►
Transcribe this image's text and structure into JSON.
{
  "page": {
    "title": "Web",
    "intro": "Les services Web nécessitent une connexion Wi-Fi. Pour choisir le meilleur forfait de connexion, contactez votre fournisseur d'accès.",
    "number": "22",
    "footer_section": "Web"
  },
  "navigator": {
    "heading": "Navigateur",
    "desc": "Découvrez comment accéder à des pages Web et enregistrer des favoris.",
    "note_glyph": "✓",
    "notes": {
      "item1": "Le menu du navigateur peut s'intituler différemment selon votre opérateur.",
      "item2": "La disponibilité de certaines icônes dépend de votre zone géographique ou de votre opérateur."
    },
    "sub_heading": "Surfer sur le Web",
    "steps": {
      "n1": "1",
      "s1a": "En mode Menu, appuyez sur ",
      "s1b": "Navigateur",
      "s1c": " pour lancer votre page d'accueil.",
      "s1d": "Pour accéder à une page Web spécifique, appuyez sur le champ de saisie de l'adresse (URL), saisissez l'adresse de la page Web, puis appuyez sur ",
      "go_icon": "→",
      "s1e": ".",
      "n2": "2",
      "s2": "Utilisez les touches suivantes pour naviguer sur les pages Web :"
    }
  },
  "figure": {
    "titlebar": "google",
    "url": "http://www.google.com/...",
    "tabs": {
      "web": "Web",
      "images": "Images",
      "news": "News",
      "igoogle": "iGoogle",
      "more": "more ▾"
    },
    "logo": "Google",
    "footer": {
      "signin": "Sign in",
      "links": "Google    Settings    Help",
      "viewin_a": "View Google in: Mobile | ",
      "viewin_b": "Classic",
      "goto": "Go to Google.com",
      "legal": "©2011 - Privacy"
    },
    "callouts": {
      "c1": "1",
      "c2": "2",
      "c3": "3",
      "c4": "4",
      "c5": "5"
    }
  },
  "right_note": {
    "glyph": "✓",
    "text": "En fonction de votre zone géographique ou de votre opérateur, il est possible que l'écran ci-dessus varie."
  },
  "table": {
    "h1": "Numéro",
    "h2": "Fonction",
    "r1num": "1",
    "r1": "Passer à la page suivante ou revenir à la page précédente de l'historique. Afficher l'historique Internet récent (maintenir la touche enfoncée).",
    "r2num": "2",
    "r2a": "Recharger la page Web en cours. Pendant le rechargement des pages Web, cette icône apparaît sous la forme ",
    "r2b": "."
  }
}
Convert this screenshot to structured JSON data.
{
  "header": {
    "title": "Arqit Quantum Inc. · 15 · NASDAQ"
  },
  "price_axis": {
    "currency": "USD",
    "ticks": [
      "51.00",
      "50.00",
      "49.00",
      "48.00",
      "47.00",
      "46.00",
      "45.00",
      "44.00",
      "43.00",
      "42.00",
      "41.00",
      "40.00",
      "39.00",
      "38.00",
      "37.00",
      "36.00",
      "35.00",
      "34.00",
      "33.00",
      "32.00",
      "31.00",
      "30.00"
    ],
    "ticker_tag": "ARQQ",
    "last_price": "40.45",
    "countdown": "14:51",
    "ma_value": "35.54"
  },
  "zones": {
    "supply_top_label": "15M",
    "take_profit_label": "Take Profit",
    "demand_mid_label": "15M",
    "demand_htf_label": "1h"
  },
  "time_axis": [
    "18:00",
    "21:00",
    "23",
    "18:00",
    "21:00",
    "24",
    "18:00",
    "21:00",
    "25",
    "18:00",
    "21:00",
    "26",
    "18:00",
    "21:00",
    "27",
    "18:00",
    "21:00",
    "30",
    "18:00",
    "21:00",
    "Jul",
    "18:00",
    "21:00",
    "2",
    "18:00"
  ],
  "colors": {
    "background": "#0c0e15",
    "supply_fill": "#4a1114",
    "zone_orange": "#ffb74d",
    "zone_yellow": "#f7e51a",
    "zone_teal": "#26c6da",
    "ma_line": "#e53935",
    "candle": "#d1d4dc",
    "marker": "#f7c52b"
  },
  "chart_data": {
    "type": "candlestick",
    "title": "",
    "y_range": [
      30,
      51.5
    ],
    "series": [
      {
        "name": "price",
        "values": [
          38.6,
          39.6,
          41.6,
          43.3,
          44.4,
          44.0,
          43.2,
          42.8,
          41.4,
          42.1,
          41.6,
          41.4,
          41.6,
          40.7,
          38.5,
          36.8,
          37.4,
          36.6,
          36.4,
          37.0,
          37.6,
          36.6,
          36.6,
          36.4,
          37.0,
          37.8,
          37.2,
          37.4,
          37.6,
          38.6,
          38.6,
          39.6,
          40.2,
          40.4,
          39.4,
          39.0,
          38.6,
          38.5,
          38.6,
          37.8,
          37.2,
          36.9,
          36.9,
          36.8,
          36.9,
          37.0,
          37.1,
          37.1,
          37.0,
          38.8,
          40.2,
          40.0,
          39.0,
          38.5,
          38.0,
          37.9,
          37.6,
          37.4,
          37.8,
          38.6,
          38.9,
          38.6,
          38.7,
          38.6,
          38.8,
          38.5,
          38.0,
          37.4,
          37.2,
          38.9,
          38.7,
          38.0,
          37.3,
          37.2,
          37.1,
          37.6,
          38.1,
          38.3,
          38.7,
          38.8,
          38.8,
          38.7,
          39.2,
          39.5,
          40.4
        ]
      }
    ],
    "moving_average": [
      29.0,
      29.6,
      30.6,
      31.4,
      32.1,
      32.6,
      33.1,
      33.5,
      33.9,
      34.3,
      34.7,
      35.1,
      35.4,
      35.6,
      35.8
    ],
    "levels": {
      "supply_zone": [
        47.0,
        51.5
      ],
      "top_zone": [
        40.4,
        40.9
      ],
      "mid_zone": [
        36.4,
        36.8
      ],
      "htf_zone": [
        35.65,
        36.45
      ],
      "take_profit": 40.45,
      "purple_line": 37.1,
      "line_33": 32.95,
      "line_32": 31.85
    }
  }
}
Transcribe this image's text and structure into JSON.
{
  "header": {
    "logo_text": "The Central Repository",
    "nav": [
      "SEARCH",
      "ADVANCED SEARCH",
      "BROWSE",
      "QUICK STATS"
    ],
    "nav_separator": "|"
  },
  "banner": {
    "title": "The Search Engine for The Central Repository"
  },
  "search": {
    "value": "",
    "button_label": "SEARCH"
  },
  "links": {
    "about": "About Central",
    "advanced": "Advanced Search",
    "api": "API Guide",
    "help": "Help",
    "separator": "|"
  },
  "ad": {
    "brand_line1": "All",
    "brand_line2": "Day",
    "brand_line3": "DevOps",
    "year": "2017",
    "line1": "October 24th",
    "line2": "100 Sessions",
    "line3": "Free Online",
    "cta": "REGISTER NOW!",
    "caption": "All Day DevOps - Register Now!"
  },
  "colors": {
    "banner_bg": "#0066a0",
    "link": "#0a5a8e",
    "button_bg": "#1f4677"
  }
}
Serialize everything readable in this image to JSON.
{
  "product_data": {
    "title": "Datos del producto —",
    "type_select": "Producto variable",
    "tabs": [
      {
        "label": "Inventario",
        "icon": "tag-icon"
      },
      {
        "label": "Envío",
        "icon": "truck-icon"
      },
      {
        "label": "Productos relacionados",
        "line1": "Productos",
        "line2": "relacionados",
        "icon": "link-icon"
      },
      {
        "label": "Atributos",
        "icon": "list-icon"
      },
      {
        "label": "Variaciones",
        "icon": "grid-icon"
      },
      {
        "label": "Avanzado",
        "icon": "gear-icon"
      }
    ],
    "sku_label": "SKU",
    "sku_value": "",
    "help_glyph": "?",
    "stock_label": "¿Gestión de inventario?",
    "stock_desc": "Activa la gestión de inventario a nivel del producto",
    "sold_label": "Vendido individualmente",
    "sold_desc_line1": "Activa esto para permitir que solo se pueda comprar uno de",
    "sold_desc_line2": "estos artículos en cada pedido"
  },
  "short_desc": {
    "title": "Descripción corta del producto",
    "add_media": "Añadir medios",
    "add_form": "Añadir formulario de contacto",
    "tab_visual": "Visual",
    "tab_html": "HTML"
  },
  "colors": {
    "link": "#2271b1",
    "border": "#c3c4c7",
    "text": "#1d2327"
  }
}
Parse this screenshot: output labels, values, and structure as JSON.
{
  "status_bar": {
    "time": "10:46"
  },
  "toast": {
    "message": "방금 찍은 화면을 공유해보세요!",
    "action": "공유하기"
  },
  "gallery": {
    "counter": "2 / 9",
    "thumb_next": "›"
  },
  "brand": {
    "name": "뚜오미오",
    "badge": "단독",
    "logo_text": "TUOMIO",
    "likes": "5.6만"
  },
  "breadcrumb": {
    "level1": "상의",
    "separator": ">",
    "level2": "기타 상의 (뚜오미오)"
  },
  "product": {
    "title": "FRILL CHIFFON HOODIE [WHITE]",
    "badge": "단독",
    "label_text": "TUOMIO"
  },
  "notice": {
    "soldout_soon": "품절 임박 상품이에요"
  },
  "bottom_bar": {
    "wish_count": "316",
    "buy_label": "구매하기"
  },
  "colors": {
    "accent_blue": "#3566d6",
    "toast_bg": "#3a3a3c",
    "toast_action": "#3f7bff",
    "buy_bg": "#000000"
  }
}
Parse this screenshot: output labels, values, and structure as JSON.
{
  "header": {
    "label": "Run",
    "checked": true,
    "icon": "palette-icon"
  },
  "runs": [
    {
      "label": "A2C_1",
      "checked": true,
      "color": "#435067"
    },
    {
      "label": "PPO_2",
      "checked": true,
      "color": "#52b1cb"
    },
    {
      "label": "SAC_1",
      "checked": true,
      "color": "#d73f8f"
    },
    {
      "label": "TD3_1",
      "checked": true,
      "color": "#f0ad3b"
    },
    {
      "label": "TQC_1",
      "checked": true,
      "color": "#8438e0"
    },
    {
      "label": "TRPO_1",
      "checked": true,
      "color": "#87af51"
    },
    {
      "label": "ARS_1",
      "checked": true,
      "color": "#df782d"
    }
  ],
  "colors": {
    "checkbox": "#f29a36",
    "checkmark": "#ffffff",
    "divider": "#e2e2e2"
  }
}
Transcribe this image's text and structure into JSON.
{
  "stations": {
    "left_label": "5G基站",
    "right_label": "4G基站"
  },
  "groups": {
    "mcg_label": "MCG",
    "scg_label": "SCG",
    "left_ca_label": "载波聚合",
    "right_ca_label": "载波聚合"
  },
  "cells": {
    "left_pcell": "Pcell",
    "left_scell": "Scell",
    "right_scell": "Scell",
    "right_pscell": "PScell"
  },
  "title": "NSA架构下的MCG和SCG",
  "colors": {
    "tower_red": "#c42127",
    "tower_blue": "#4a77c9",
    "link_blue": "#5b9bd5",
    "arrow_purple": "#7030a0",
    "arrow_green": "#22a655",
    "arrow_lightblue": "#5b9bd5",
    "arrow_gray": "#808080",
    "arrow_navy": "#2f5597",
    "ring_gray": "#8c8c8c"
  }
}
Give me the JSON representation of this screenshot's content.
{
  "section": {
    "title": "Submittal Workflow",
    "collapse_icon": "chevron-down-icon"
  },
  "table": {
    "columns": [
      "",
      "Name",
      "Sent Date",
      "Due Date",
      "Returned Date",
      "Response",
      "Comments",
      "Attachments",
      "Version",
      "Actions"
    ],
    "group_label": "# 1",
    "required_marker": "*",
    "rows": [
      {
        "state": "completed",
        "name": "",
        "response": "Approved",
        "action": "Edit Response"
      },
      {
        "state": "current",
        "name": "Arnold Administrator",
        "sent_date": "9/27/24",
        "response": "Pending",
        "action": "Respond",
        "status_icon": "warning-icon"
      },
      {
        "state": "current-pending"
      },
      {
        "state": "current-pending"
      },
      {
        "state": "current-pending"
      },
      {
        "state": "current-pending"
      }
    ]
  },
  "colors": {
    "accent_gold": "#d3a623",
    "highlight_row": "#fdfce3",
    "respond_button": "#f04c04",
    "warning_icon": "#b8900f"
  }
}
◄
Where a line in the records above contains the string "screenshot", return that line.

# [Problem solution]
Convert this screenshot to structured JSON data.
Parse this screenshot: output labels, values, and structure as JSON.
Parse this screenshot: output labels, values, and structure as JSON.
Give me the JSON representation of this screenshot's content.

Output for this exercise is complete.